These photos show the way the previous owners of my house used a jack post to brace sagging floor joists. I'm not sure of their method, so I wanted to check what the correct method is.
Typically, there is a beam put under the joists, then the post are put under each end of the beam. This detail is better suited for longer beams, covering more joists. Somebody has found new and unusual ways do do something there. I can see the logic of what they were trying to do, but makes for a lot of guessing still.
The problem really happened when the insulated pipe was drilled through the bottom edge of the joists.
I would strip everything out of there, completely, after adding temporary wooden posts under the two joists. This includes the steel post, all wood blocking and extra joists, metal strapping, etc., right down to the bare original joists.
I'd then place a doubled joist crossways between the two joists in play, screwing it in place through the original joists. I'd then add double heavy-duty joist hangers, upside-down, on the end of the cross-joist, tying it to the original joists and transferring their loads.
I'd then mount the post to the bottom of the doubled cross-joist using 5/16" x 2 lag screws.

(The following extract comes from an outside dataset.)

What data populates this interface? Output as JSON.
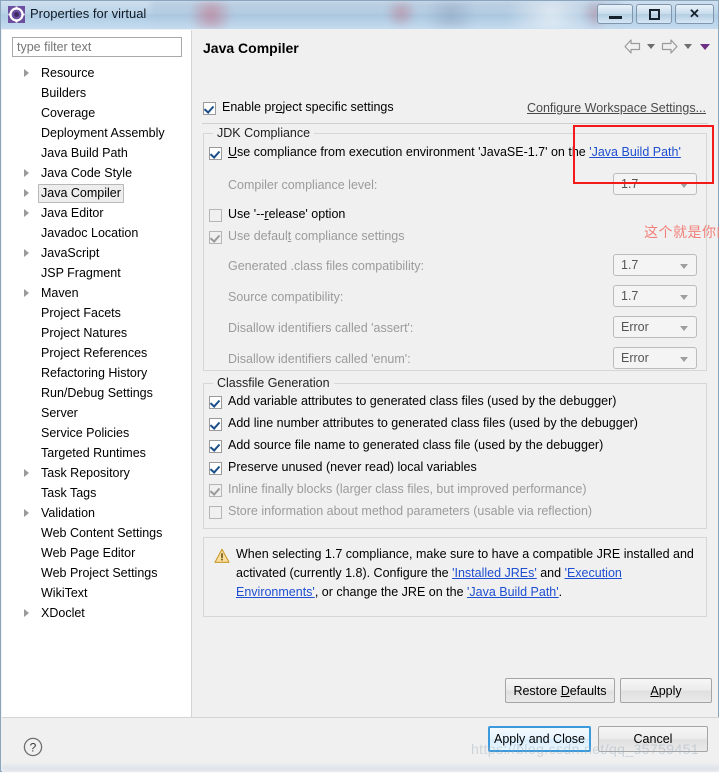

_____________________ |x| |x| |x|\ cross-joist /|x| <--- screws/lags through original joists |x| | (doubled) | |x| |x| | | |x| |x|_|_________________|_|x| -------- hanger --↑ || ↑ -- hanger || | | | | < -- post | |
Tl;DR The "correct method" is to remove that pipe and sister in replacement joists. The job that the previous owner did is a hack job / bodge job, and I wouldn't trust it.
A jack post is used to reduce the span of a beam. The problem here isn't that your span is too short, it's that the capacity of your beam has been destroyed by drilling a large hole near the bottom of it. The solution isn't to use a jack post but to repair the beam.
The "best" way to do this would be to restore the beam to its original size by sistering in a replacement joist, but this of course can only be done if you remove the pipe that the hole was made for in the first place.
If you want to keep that pipe, you'll have to investigate other options. Potentially connecting a replacement beam underneath the joist would work, if clearance isn't an issue. You could even put a jack post underneath that additional beam if you want.
The above all applies to each joist that needs strengthening. They way the owner has tried to use a single jack post for two joists looks unsafe to me.